In fact, Providencia is the epitome of less is more. That is, until it comes to life under the sea. The island is surrounded by the world's third largest barrier reef, with visibility of up to 30 meters. You'll need your snorkel and underwater camera here, with waters full of sea-turtles, lobsters, parrotfish, angelfish and starfish so big you'll swear your mask had magnifying lenses. We can recommend and book the best snorkelling and diving excursions the island has to offer to ensure you go home with plenty of underwater adventures to brag about.
When it comes to wining and dining on the island, the attitude is (surprise, surprise) very relaxed. Expect full Caribbean flavours, South American portions and plenty of freshly caught seafood.
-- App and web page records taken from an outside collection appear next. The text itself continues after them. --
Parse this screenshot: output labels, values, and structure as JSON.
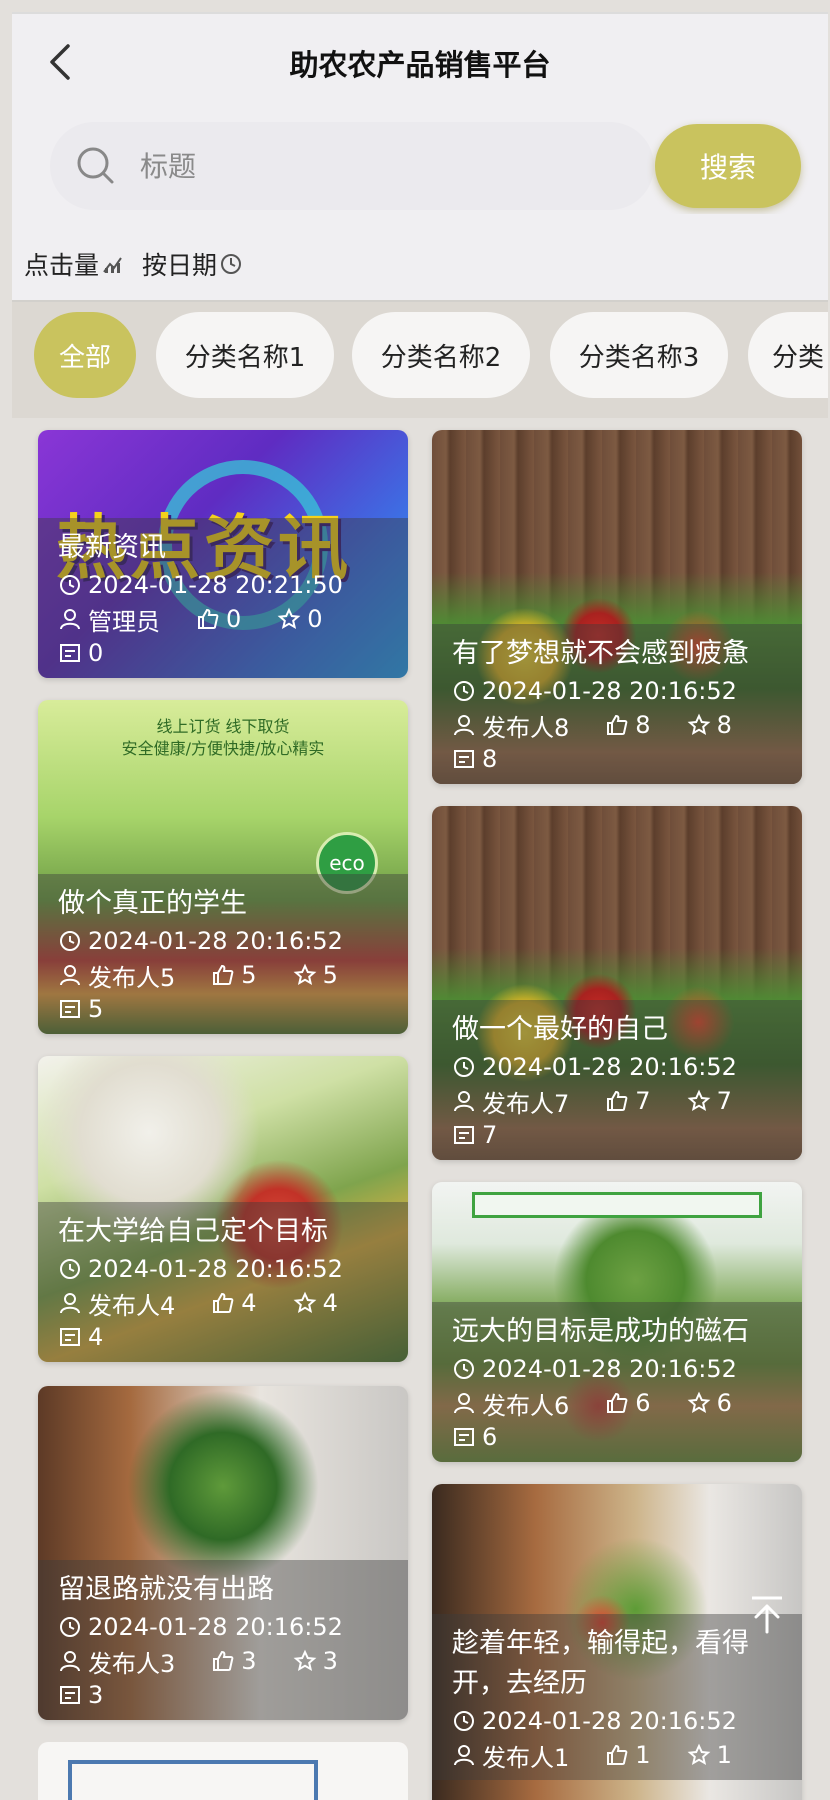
{
  "header": {
    "title": "助农农产品销售平台"
  },
  "search": {
    "placeholder": "标题",
    "button_label": "搜索"
  },
  "sort": {
    "by_clicks": "点击量",
    "by_date": "按日期"
  },
  "categories": [
    "全部",
    "分类名称1",
    "分类名称2",
    "分类名称3",
    "分类"
  ],
  "cards": [
    {
      "title": "最新资讯",
      "time": "2024-01-28 20:21:50",
      "author": "管理员",
      "likes": "0",
      "favorites": "0",
      "views": "0"
    },
    {
      "title": "有了梦想就不会感到疲惫",
      "time": "2024-01-28 20:16:52",
      "author": "发布人8",
      "likes": "8",
      "favorites": "8",
      "views": "8"
    },
    {
      "title": "做个真正的学生",
      "time": "2024-01-28 20:16:52",
      "author": "发布人5",
      "likes": "5",
      "favorites": "5",
      "views": "5"
    },
    {
      "title": "做一个最好的自己",
      "time": "2024-01-28 20:16:52",
      "author": "发布人7",
      "likes": "7",
      "favorites": "7",
      "views": "7"
    },
    {
      "title": "在大学给自己定个目标",
      "time": "2024-01-28 20:16:52",
      "author": "发布人4",
      "likes": "4",
      "favorites": "4",
      "views": "4"
    },
    {
      "title": "远大的目标是成功的磁石",
      "time": "2024-01-28 20:16:52",
      "author": "发布人6",
      "likes": "6",
      "favorites": "6",
      "views": "6"
    },
    {
      "title": "留退路就没有出路",
      "time": "2024-01-28 20:16:52",
      "author": "发布人3",
      "likes": "3",
      "favorites": "3",
      "views": "3"
    },
    {
      "title": "趁着年轻，输得起，看得开，去经历",
      "time": "2024-01-28 20:16:52",
      "author": "发布人1",
      "likes": "1",
      "favorites": "1"
    }
  ],
  "image_text": {
    "hot": "热点资讯",
    "green_line1": "线上订货 线下取货",
    "green_line2": "安全健康/方便快捷/放心精实",
    "eco": "eco"
  },
  "colors": {
    "accent": "#c9c35e",
    "background": "#e3e0dc",
    "overlay": "rgba(60,60,60,0.42)"
  }
}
One of our favourite spots for a real taste of authentic island life is Roland's Roots Bar on the southern Manchineel Bay; something of an island institution, Roland's plays roots reggae music while Roland himself doles out cold beer aplenty to be enjoyed around the fire.